One of the things that is often taken for granted by most people is the ability to urinate. Just like breathing, it’s something that’s so natural, you don’t really stop to think about it. That is, until a health condition forces you to. Nothing blows a whistle on needing medical attention as finding it difficult — or impossible — to go to the bathroom. This is when dialysis can help. But, what is it? How could it help a child? And, how does it work?
What is dialysis?
The function of healthy kidneys is to filter waste and toxins that enter the body from food, the environment, and certain medications. These toxins are then eliminated from the body through urine. If a person develops chronic kidney disease (chronic renal disease), the kidneys do not complete this process properly. And, since the illness is progressive, at some point, the kidneys may fully stop working. When a person has end-stage kidney failure — meaning losing between 85 to 90% of the kidneys’ function — they need dialysis to remove waste material from the body.
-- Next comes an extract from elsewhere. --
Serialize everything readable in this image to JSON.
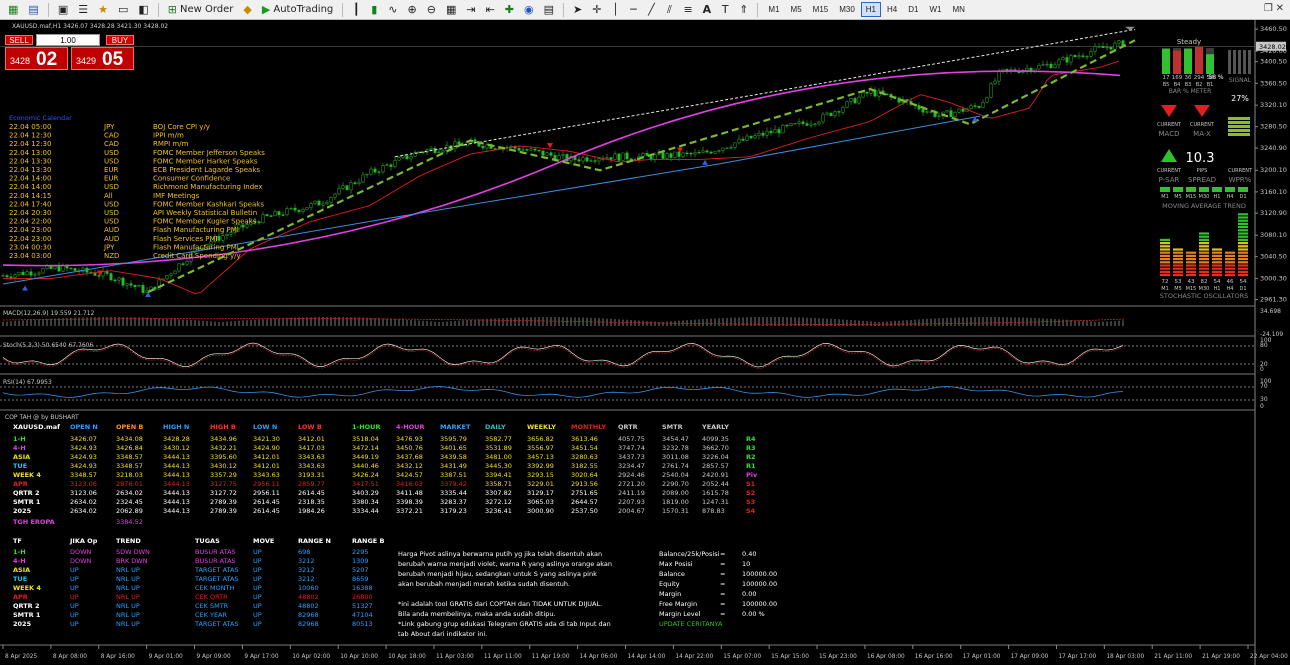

Why would a child need dialysis?
A child whose kidneys are no longer working properly will need dialysis to stay alive. This is because if the toxins that aren’t removed by the kidneys build up in the body, the child will become swollen and sick. If kidney failure is temporary, dialysis will only be required for a short time until they heal. But, if the child develops chronic kidney disease, the child will need dialysis for life — unless they successfully receive a kidney transplant.
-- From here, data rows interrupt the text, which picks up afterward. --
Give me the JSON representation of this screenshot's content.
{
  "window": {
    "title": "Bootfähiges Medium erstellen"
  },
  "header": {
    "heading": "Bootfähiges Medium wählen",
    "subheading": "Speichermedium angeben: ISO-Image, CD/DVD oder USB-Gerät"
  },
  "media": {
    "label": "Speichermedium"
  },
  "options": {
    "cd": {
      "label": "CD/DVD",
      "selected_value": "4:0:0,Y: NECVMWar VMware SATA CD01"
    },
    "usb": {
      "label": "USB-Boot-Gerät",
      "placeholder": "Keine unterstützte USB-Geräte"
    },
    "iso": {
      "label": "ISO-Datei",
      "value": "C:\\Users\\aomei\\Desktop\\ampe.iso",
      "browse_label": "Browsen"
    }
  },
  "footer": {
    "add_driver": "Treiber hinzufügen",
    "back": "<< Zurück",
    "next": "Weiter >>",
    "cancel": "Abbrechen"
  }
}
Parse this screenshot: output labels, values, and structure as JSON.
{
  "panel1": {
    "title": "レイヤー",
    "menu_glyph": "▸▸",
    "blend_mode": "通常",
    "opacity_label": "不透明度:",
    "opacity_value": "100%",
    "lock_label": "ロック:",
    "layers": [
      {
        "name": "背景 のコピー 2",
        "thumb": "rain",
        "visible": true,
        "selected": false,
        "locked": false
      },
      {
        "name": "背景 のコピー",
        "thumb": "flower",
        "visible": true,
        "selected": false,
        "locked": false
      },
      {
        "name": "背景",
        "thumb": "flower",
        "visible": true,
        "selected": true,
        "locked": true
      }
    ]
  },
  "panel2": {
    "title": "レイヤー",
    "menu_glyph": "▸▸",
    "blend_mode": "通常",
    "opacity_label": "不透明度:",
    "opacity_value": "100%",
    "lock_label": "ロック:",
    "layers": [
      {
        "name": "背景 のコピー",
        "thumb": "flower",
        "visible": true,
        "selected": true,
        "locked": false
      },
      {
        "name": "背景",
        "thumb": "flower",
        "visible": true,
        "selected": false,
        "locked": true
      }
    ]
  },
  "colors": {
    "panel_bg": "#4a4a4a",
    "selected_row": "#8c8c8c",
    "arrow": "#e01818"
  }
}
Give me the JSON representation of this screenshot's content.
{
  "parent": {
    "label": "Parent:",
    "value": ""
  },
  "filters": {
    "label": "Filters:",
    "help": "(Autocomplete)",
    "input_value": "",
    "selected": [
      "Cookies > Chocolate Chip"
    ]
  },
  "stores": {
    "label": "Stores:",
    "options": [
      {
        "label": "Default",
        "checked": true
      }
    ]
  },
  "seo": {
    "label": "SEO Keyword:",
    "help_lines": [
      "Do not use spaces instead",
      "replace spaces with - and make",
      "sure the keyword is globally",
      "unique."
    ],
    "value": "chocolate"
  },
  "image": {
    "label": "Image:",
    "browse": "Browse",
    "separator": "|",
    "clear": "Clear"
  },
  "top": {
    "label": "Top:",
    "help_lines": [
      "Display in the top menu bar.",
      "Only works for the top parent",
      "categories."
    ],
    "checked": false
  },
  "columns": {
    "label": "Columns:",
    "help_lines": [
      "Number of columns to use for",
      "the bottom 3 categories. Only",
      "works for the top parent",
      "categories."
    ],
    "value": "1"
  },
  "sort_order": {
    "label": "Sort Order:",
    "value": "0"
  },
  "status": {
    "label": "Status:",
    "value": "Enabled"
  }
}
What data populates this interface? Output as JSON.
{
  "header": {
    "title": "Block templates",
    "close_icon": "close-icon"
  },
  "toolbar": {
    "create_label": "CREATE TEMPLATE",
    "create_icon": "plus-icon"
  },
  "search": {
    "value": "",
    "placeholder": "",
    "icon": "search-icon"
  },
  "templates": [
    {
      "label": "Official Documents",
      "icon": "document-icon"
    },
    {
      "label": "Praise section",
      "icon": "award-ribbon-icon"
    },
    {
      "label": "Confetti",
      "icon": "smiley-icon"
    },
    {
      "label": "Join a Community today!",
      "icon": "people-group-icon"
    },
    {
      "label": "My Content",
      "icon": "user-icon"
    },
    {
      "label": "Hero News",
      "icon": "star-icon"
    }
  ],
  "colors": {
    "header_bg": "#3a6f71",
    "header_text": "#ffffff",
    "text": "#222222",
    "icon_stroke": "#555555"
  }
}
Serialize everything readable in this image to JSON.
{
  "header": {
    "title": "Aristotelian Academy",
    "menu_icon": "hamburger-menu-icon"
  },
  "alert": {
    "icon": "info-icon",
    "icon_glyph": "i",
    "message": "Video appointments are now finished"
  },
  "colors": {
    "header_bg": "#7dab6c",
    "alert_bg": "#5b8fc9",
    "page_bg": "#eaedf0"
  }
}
What are the two types of dialysis and how do they work?
There are two types of dialysis — hemodialysis and peritoneal dialysis. Which one would work best for your child depends on their needs and medical history.
This type of dialysis is done at a hospital or dialysis center. It works by first undergoing minor surgery to insert a port on their arm. The surgery can take up to an hour and a half. Once the portal has been installed over a vein or artery, a dialysis machine (called a dialyzer) will be connected to your child’s bloodstream. The child’s blood is then siphoned into the dialyzer, where all the toxins are removed. The blood is then returned to the child’s body. This process is repeated three to five times a week.
The peritoneum is the lining of the abdomen. Its function is to filter waste from the blood. Peritoneal dialysis gets its name because it is performed by connecting small tubes to the abdomen through the perineum. This means that prior to receiving this type of dialysis, the child needs to undergo laparoscopic surgery — a type of operation where the surgeon makes very small incisions to insert the tubes. These tubes are then attached to a bag with cleansing fluids that are designed to clean the blood. Peritoneal dialysis can be done at home and allows kids to go to school while undergoing dialysis. That said, under certain circumstances, you can opt to do the dialysis at night when the child is at home.
Contact Care Options for Kids for Home Health Care in Florida
It can be hard to balance your time between work, home, and caring for a child. That’s why our team of skilled professionals at Care Options for Kids is here to help.
Our home health care services offer support in the comfort of your home. We refer loving and competent nurses to provide customized care for families — from a few hours a day to around-the-clock supervision. Contact us directly to speak with a home health care professional or request a free in-home assessment. Together we can determine the best plan of action to keep your loved ones happy and healthy.
If you or a loved one are considering Pediatric Home Health Care Services in Florida, contact the caring staff at Care Options for Kids. Call today at (888) 592-5855.